> Dumfries man given 15 year ban for dog fighting following Scottish SPCA investigation
Dumfries man given 15 year ban for dog fighting following Scottish SPCA investigation
A man who trained his three dogs to viciously fight each other has been banned from owning a dog for 15 years following an investigation by the Scottish SPCA.
26-year old Liam Patterson was found in possession of videos on his personal devices showing his dogs fighting and being trained to fight. Dog fighting paraphernalia and photos were also found at his home.
Patterson of Eastfield Road, Dumfries was sentenced at Dumfries Sheriff Court on 28 August. He pled guilty to training dogs for, causing and taking part in animal fighting. This is contrary to the Animal Health and Welfare (Scotland) Act 2006 under Section 23 (1) (a) (2) (e).
He was served the ban as well as a 300 hour community payback order and a 7pm – 7am restriction of liberty order to last 162 days.
Patterson also admitted to being in possession of an American pit bull terrier which is a banned breed under the Dangerous Dogs Act 1991.
Two of the dogs involved in the case were Staffordshire bull terriers named Zeus and Gucci and the American pit bull was called Bubba. All three were signed in to the care of the Scottish SPCA.
An undercover Scottish SPCA special investigations unit inspector said, “We received information from the League Against Cruel Sports that Patterson was keeping and training dogs for the purposes of dog fighting and currently had fighting dogs at his home address.
“The intelligence we received also stated there was dog fighting equipment, books and gear at his home address.
“Due to immediate concerns for the welfare of the dogs, we obtained a search warrant and gained entry to the property where we found the three dogs. All appeared to be in good body condition.
“At the location, we found numerous items relating to dog fighting including weighted collars which are used as a training aid to strengthen and build endurance.
“Multiple videos of his own dogs fighting were found on Patterson’s personal devices. In many, he can be heard shouting encouragement in the background. Other footage discovered included other, unknown, dogs fighting and dogs with injuries consistent with fighting.
“Other videos showed Gucci, Zeus and Bubba being put through a vigorous training regime in line with dog fighting practice.
“Messages were found between Patterson and an unknown individual discussing plans to attend and enter in dog fights and their dogs ability to fight to the death.
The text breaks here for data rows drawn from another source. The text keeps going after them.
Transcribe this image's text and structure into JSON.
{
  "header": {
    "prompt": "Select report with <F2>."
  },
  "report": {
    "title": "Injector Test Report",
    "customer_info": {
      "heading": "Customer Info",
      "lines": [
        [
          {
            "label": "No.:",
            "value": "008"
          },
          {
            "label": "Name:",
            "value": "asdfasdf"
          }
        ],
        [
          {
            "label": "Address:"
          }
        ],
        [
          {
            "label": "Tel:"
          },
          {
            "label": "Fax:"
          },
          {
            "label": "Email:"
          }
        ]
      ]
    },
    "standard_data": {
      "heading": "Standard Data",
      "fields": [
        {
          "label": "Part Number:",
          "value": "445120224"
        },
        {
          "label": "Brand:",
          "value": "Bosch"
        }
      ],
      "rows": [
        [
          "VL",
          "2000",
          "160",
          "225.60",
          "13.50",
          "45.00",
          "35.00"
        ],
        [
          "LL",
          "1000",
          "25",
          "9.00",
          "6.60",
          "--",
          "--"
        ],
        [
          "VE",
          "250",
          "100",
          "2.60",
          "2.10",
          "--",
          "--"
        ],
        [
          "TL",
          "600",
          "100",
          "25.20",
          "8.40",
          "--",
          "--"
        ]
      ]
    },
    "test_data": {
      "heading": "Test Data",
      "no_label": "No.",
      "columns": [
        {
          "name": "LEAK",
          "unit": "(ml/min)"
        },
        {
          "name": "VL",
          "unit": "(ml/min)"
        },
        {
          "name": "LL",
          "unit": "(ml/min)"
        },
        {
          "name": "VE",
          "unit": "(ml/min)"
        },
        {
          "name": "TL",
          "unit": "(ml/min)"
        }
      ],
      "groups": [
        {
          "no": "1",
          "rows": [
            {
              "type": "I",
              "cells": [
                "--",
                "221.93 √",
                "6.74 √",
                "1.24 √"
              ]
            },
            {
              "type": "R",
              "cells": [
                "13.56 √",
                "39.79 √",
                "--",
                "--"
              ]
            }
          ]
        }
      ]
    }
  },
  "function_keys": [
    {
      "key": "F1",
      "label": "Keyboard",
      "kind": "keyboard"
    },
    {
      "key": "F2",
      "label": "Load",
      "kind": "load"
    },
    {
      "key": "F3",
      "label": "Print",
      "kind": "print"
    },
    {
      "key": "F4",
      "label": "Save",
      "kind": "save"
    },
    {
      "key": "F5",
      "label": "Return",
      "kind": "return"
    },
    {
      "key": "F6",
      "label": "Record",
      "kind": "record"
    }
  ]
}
Communication was also discovered outlining Patterson’s desire to buy and sell American pit bulls.
“Over the course of this investigation, it became clear that Patterson had a fascination, verging on obsession, with dog fighting and breeds relating to the American pit bull. How he could hold these dogs in such high regard and let them fight each other with little regard for their welfare is very difficult to comprehend.
“We are very pleased with the sentence that has been handed to Patterson and we hope this is seen as a deterrent to other, active dog fighters.
“Dog fighting is such a well-guarded and underground crime, it's extremely difficult to detect and investigate. We are proud to be leading the way using intelligence and expertise to bring these people to justice.
“The Scottish SPCA Special Investigation Unit is dedicated to combatting animal fighting. If anyone has any information pertaining to individuals who are involved in this activity, we would urge them to contact our confidential animal helpline on 03000 999 999.”
Martin Sims, director of investigations for the League Against Cruel Sports said: “We’re very proud that it was our intelligence work that has been the basis for this conviction, but what this case serves to show to the public is how abhorrent the world of dog fighting is and why the courts need to have more sentencing powers to properly punish those involved.
“In England and Wales legislation is moving through parliament to see maximum custodial sentences for animal cruelty increased from six months to five years, but we are today calling on the Scottish Parliament to stop consulting on increasing sentences for animal cruelty and get on with passing the legislation that will be a proper deterrent to people like Liam Patterson who inflict pain on animals just to make money.”
Every year the Scottish SPCA rescues thousands of sick, injured and orphaned wildlife.
In 2017 we cared for over 9,600 wild animals - a new record!
We help every kind of wild animal in Scotland and are the only national animal welfare charity which rescues birds.